■ Assignment
With pictures removed, output every record below exactly as written.

──────── Input data ────────

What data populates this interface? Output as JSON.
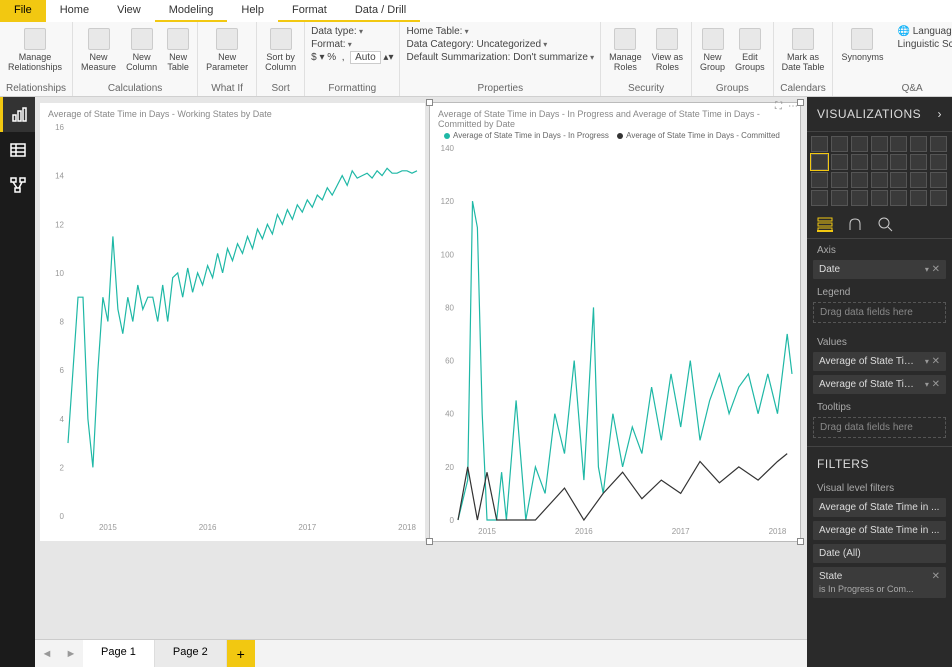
{
  "tabs": {
    "file": "File",
    "home": "Home",
    "view": "View",
    "modeling": "Modeling",
    "help": "Help",
    "format": "Format",
    "datadrill": "Data / Drill"
  },
  "ribbon": {
    "relationships": {
      "manage": "Manage\nRelationships",
      "group": "Relationships"
    },
    "calculations": {
      "newMeasure": "New\nMeasure",
      "newColumn": "New\nColumn",
      "newTable": "New\nTable",
      "group": "Calculations"
    },
    "whatif": {
      "newParam": "New\nParameter",
      "group": "What If"
    },
    "sort": {
      "sortby": "Sort by\nColumn",
      "group": "Sort"
    },
    "formatting": {
      "datatype": "Data type:",
      "format": "Format:",
      "currency": "$",
      "percent": "%",
      "comma": ",",
      "auto": "Auto",
      "group": "Formatting"
    },
    "properties": {
      "homeTable": "Home Table:",
      "dataCategory": "Data Category: Uncategorized",
      "summarization": "Default Summarization: Don't summarize",
      "group": "Properties"
    },
    "security": {
      "manageRoles": "Manage\nRoles",
      "viewAs": "View as\nRoles",
      "group": "Security"
    },
    "groups": {
      "newGroup": "New\nGroup",
      "editGroups": "Edit\nGroups",
      "group": "Groups"
    },
    "calendars": {
      "mark": "Mark as\nDate Table",
      "group": "Calendars"
    },
    "qa": {
      "synonyms": "Synonyms",
      "language": "Language",
      "schema": "Linguistic Schema",
      "group": "Q&A"
    }
  },
  "pages": {
    "p1": "Page 1",
    "p2": "Page 2"
  },
  "rightpane": {
    "vizHeader": "VISUALIZATIONS",
    "axis": "Axis",
    "axisField": "Date",
    "legend": "Legend",
    "legendPlaceholder": "Drag data fields here",
    "values": "Values",
    "value1": "Average of State Time in",
    "value2": "Average of State Time in",
    "tooltips": "Tooltips",
    "tooltipsPlaceholder": "Drag data fields here",
    "filtersHeader": "FILTERS",
    "visualFilters": "Visual level filters",
    "f1": "Average of State Time in ...",
    "f2": "Average of State Time in ...",
    "f3": "Date (All)",
    "f4": "State",
    "f4sub": "is In Progress or Com..."
  },
  "chart_data": [
    {
      "type": "line",
      "title": "Average of State Time in Days - Working States by Date",
      "xlabel": "",
      "ylabel": "",
      "xticks": [
        "2015",
        "2016",
        "2017",
        "2018"
      ],
      "yticks": [
        0,
        2,
        4,
        6,
        8,
        10,
        12,
        14,
        16
      ],
      "ylim": [
        0,
        16
      ],
      "series": [
        {
          "name": "Working States",
          "color": "#1fb8a6",
          "x": [
            2014.6,
            2014.7,
            2014.75,
            2014.8,
            2014.85,
            2014.9,
            2014.95,
            2015.0,
            2015.05,
            2015.1,
            2015.15,
            2015.2,
            2015.25,
            2015.3,
            2015.35,
            2015.4,
            2015.45,
            2015.5,
            2015.55,
            2015.6,
            2015.65,
            2015.7,
            2015.75,
            2015.8,
            2015.85,
            2015.9,
            2015.95,
            2016.0,
            2016.05,
            2016.1,
            2016.15,
            2016.2,
            2016.25,
            2016.3,
            2016.35,
            2016.4,
            2016.45,
            2016.5,
            2016.55,
            2016.6,
            2016.65,
            2016.7,
            2016.75,
            2016.8,
            2016.85,
            2016.9,
            2016.95,
            2017.0,
            2017.05,
            2017.1,
            2017.15,
            2017.2,
            2017.25,
            2017.3,
            2017.35,
            2017.4,
            2017.45,
            2017.5,
            2017.55,
            2017.6,
            2017.65,
            2017.7,
            2017.75,
            2017.8,
            2017.85,
            2017.9,
            2017.95,
            2018.0,
            2018.05,
            2018.1
          ],
          "y": [
            3,
            9,
            9,
            4,
            2,
            6,
            9,
            8,
            11.5,
            8.5,
            7.5,
            9,
            8,
            9.5,
            8.5,
            9,
            9,
            8,
            9.5,
            8,
            9.8,
            10,
            9,
            10.2,
            9.2,
            10,
            9.5,
            10.3,
            9.8,
            10.8,
            10,
            11,
            10.5,
            11.2,
            10.8,
            11.5,
            11,
            11.8,
            11.4,
            12,
            11.6,
            12.4,
            12,
            12.6,
            12.2,
            12.8,
            12.5,
            13,
            12.7,
            13.2,
            13,
            13.5,
            13.2,
            13.6,
            14,
            13.6,
            14.2,
            13.9,
            14,
            14.1,
            13.9,
            14.2,
            14,
            14.3,
            14.1,
            14.1,
            14.2,
            14.2,
            14.1,
            14.2
          ]
        }
      ]
    },
    {
      "type": "line",
      "title": "Average of State Time in Days - In Progress and Average of State Time in Days - Committed by Date",
      "legend": [
        "Average of State Time in Days - In Progress",
        "Average of State Time in Days - Committed"
      ],
      "legendColors": [
        "#1fb8a6",
        "#333"
      ],
      "xlabel": "",
      "ylabel": "",
      "xticks": [
        "2015",
        "2016",
        "2017",
        "2018"
      ],
      "yticks": [
        0,
        20,
        40,
        60,
        80,
        100,
        120,
        140
      ],
      "ylim": [
        0,
        140
      ],
      "series": [
        {
          "name": "In Progress",
          "color": "#1fb8a6",
          "x": [
            2014.7,
            2014.8,
            2014.85,
            2014.9,
            2014.95,
            2015.0,
            2015.05,
            2015.1,
            2015.15,
            2015.2,
            2015.3,
            2015.4,
            2015.5,
            2015.6,
            2015.7,
            2015.8,
            2015.9,
            2016.0,
            2016.1,
            2016.15,
            2016.2,
            2016.3,
            2016.4,
            2016.5,
            2016.6,
            2016.7,
            2016.8,
            2016.9,
            2017.0,
            2017.1,
            2017.2,
            2017.3,
            2017.4,
            2017.5,
            2017.6,
            2017.7,
            2017.8,
            2017.9,
            2018.0,
            2018.1,
            2018.15
          ],
          "y": [
            0,
            15,
            120,
            110,
            40,
            0,
            0,
            0,
            18,
            0,
            45,
            0,
            20,
            10,
            40,
            25,
            60,
            15,
            80,
            20,
            10,
            40,
            20,
            35,
            25,
            50,
            30,
            55,
            35,
            60,
            30,
            45,
            55,
            40,
            50,
            55,
            40,
            55,
            40,
            70,
            55
          ]
        },
        {
          "name": "Committed",
          "color": "#333",
          "x": [
            2014.7,
            2014.8,
            2014.9,
            2015.0,
            2015.1,
            2015.5,
            2015.8,
            2016.0,
            2016.2,
            2016.4,
            2016.6,
            2016.8,
            2017.0,
            2017.2,
            2017.4,
            2017.6,
            2017.8,
            2018.0,
            2018.1
          ],
          "y": [
            0,
            20,
            0,
            18,
            0,
            0,
            12,
            0,
            10,
            18,
            8,
            15,
            10,
            22,
            14,
            20,
            15,
            22,
            25
          ]
        }
      ]
    }
  ]
}
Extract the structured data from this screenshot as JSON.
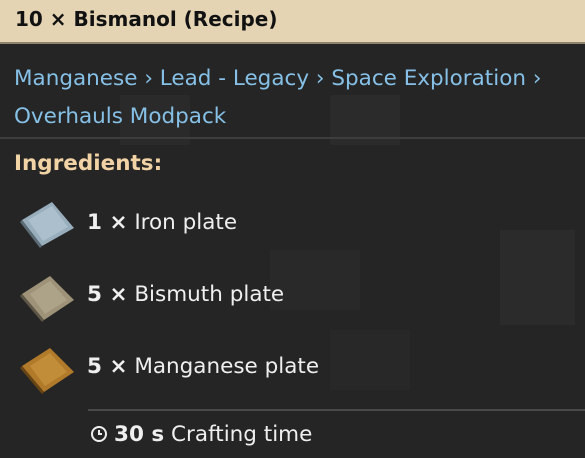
{
  "title": "10 × Bismanol (Recipe)",
  "breadcrumb": {
    "items": [
      "Manganese",
      "Lead - Legacy",
      "Space Exploration",
      "Overhauls Modpack"
    ],
    "separator": "›"
  },
  "ingredients_heading": "Ingredients:",
  "ingredients": [
    {
      "amount": "1 ×",
      "name": "Iron plate",
      "icon": "iron-plate-icon",
      "color": "#9eb3c2"
    },
    {
      "amount": "5 ×",
      "name": "Bismuth plate",
      "icon": "bismuth-plate-icon",
      "color": "#a69b7e"
    },
    {
      "amount": "5 ×",
      "name": "Manganese plate",
      "icon": "manganese-plate-icon",
      "color": "#b9812e"
    }
  ],
  "crafting": {
    "time": "30 s",
    "label": "Crafting time",
    "icon": "clock-icon"
  }
}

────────

■ Exercise response
What data populates this interface? Output as JSON.
{
  "tabs": {
    "file": "File",
    "home": "Home",
    "view": "View",
    "modeling": "Modeling",
    "help": "Help",
    "format": "Format",
    "datadrill": "Data / Drill"
  },
  "ribbon": {
    "relationships": {
      "manage": "Manage\nRelationships",
      "group": "Relationships"
    },
    "calculations": {
      "newMeasure": "New\nMeasure",
      "newColumn": "New\nColumn",
      "newTable": "New\nTable",
      "group": "Calculations"
    },
    "whatif": {
      "newParam": "New\nParameter",
      "group": "What If"
    },
    "sort": {
      "sortby": "Sort by\nColumn",
      "group": "Sort"
    },
    "formatting": {
      "datatype": "Data type:",
      "format": "Format:",
      "currency": "$",
      "percent": "%",
      "comma": ",",
      "auto": "Auto",
      "group": "Formatting"
    },
    "properties": {
      "homeTable": "Home Table:",
      "dataCategory": "Data Category: Uncategorized",
      "summarization": "Default Summarization: Don't summarize",
      "group": "Properties"
    },
    "security": {
      "manageRoles": "Manage\nRoles",
      "viewAs": "View as\nRoles",
      "group": "Security"
    },
    "groups": {
      "newGroup": "New\nGroup",
      "editGroups": "Edit\nGroups",
      "group": "Groups"
    },
    "calendars": {
      "mark": "Mark as\nDate Table",
      "group": "Calendars"
    },
    "qa": {
      "synonyms": "Synonyms",
      "language": "Language",
      "schema": "Linguistic Schema",
      "group": "Q&A"
    }
  },
  "pages": {
    "p1": "Page 1",
    "p2": "Page 2"
  },
  "rightpane": {
    "vizHeader": "VISUALIZATIONS",
    "axis": "Axis",
    "axisField": "Date",
    "legend": "Legend",
    "legendPlaceholder": "Drag data fields here",
    "values": "Values",
    "value1": "Average of State Time in",
    "value2": "Average of State Time in",
    "tooltips": "Tooltips",
    "tooltipsPlaceholder": "Drag data fields here",
    "filtersHeader": "FILTERS",
    "visualFilters": "Visual level filters",
    "f1": "Average of State Time in ...",
    "f2": "Average of State Time in ...",
    "f3": "Date (All)",
    "f4": "State",
    "f4sub": "is In Progress or Com..."
  },
  "chart_data": [
    {
      "type": "line",
      "title": "Average of State Time in Days - Working States by Date",
      "xlabel": "",
      "ylabel": "",
      "xticks": [
        "2015",
        "2016",
        "2017",
        "2018"
      ],
      "yticks": [
        0,
        2,
        4,
        6,
        8,
        10,
        12,
        14,
        16
      ],
      "ylim": [
        0,
        16
      ],
      "series": [
        {
          "name": "Working States",
          "color": "#1fb8a6",
          "x": [
            2014.6,
            2014.7,
            2014.75,
            2014.8,
            2014.85,
            2014.9,
            2014.95,
            2015.0,
            2015.05,
            2015.1,
            2015.15,
            2015.2,
            2015.25,
            2015.3,
            2015.35,
            2015.4,
            2015.45,
            2015.5,
            2015.55,
            2015.6,
            2015.65,
            2015.7,
            2015.75,
            2015.8,
            2015.85,
            2015.9,
            2015.95,
            2016.0,
            2016.05,
            2016.1,
            2016.15,
            2016.2,
            2016.25,
            2016.3,
            2016.35,
            2016.4,
            2016.45,
            2016.5,
            2016.55,
            2016.6,
            2016.65,
            2016.7,
            2016.75,
            2016.8,
            2016.85,
            2016.9,
            2016.95,
            2017.0,
            2017.05,
            2017.1,
            2017.15,
            2017.2,
            2017.25,
            2017.3,
            2017.35,
            2017.4,
            2017.45,
            2017.5,
            2017.55,
            2017.6,
            2017.65,
            2017.7,
            2017.75,
            2017.8,
            2017.85,
            2017.9,
            2017.95,
            2018.0,
            2018.05,
            2018.1
          ],
          "y": [
            3,
            9,
            9,
            4,
            2,
            6,
            9,
            8,
            11.5,
            8.5,
            7.5,
            9,
            8,
            9.5,
            8.5,
            9,
            9,
            8,
            9.5,
            8,
            9.8,
            10,
            9,
            10.2,
            9.2,
            10,
            9.5,
            10.3,
            9.8,
            10.8,
            10,
            11,
            10.5,
            11.2,
            10.8,
            11.5,
            11,
            11.8,
            11.4,
            12,
            11.6,
            12.4,
            12,
            12.6,
            12.2,
            12.8,
            12.5,
            13,
            12.7,
            13.2,
            13,
            13.5,
            13.2,
            13.6,
            14,
            13.6,
            14.2,
            13.9,
            14,
            14.1,
            13.9,
            14.2,
            14,
            14.3,
            14.1,
            14.1,
            14.2,
            14.2,
            14.1,
            14.2
          ]
        }
      ]
    },
    {
      "type": "line",
      "title": "Average of State Time in Days - In Progress and Average of State Time in Days - Committed by Date",
      "legend": [
        "Average of State Time in Days - In Progress",
        "Average of State Time in Days - Committed"
      ],
      "legendColors": [
        "#1fb8a6",
        "#333"
      ],
      "xlabel": "",
      "ylabel": "",
      "xticks": [
        "2015",
        "2016",
        "2017",
        "2018"
      ],
      "yticks": [
        0,
        20,
        40,
        60,
        80,
        100,
        120,
        140
      ],
      "ylim": [
        0,
        140
      ],
      "series": [
        {
          "name": "In Progress",
          "color": "#1fb8a6",
          "x": [
            2014.7,
            2014.8,
            2014.85,
            2014.9,
            2014.95,
            2015.0,
            2015.05,
            2015.1,
            2015.15,
            2015.2,
            2015.3,
            2015.4,
            2015.5,
            2015.6,
            2015.7,
            2015.8,
            2015.9,
            2016.0,
            2016.1,
            2016.15,
            2016.2,
            2016.3,
            2016.4,
            2016.5,
            2016.6,
            2016.7,
            2016.8,
            2016.9,
            2017.0,
            2017.1,
            2017.2,
            2017.3,
            2017.4,
            2017.5,
            2017.6,
            2017.7,
            2017.8,
            2017.9,
            2018.0,
            2018.1,
            2018.15
          ],
          "y": [
            0,
            15,
            120,
            110,
            40,
            0,
            0,
            0,
            18,
            0,
            45,
            0,
            20,
            10,
            40,
            25,
            60,
            15,
            80,
            20,
            10,
            40,
            20,
            35,
            25,
            50,
            30,
            55,
            35,
            60,
            30,
            45,
            55,
            40,
            50,
            55,
            40,
            55,
            40,
            70,
            55
          ]
        },
        {
          "name": "Committed",
          "color": "#333",
          "x": [
            2014.7,
            2014.8,
            2014.9,
            2015.0,
            2015.1,
            2015.5,
            2015.8,
            2016.0,
            2016.2,
            2016.4,
            2016.6,
            2016.8,
            2017.0,
            2017.2,
            2017.4,
            2017.6,
            2017.8,
            2018.0,
            2018.1
          ],
          "y": [
            0,
            20,
            0,
            18,
            0,
            0,
            12,
            0,
            10,
            18,
            8,
            15,
            10,
            22,
            14,
            20,
            15,
            22,
            25
          ]
        }
      ]
    }
  ]
}
Extract the structured data from this screenshot as JSON.
{
  "title": "10 × Bismanol (Recipe)",
  "breadcrumb": {
    "items": [
      "Manganese",
      "Lead - Legacy",
      "Space Exploration",
      "Overhauls Modpack"
    ],
    "separator": "›"
  },
  "ingredients_heading": "Ingredients:",
  "ingredients": [
    {
      "amount": "1 ×",
      "name": "Iron plate",
      "icon": "iron-plate-icon",
      "color": "#9eb3c2"
    },
    {
      "amount": "5 ×",
      "name": "Bismuth plate",
      "icon": "bismuth-plate-icon",
      "color": "#a69b7e"
    },
    {
      "amount": "5 ×",
      "name": "Manganese plate",
      "icon": "manganese-plate-icon",
      "color": "#b9812e"
    }
  ],
  "crafting": {
    "time": "30 s",
    "label": "Crafting time",
    "icon": "clock-icon"
  }
}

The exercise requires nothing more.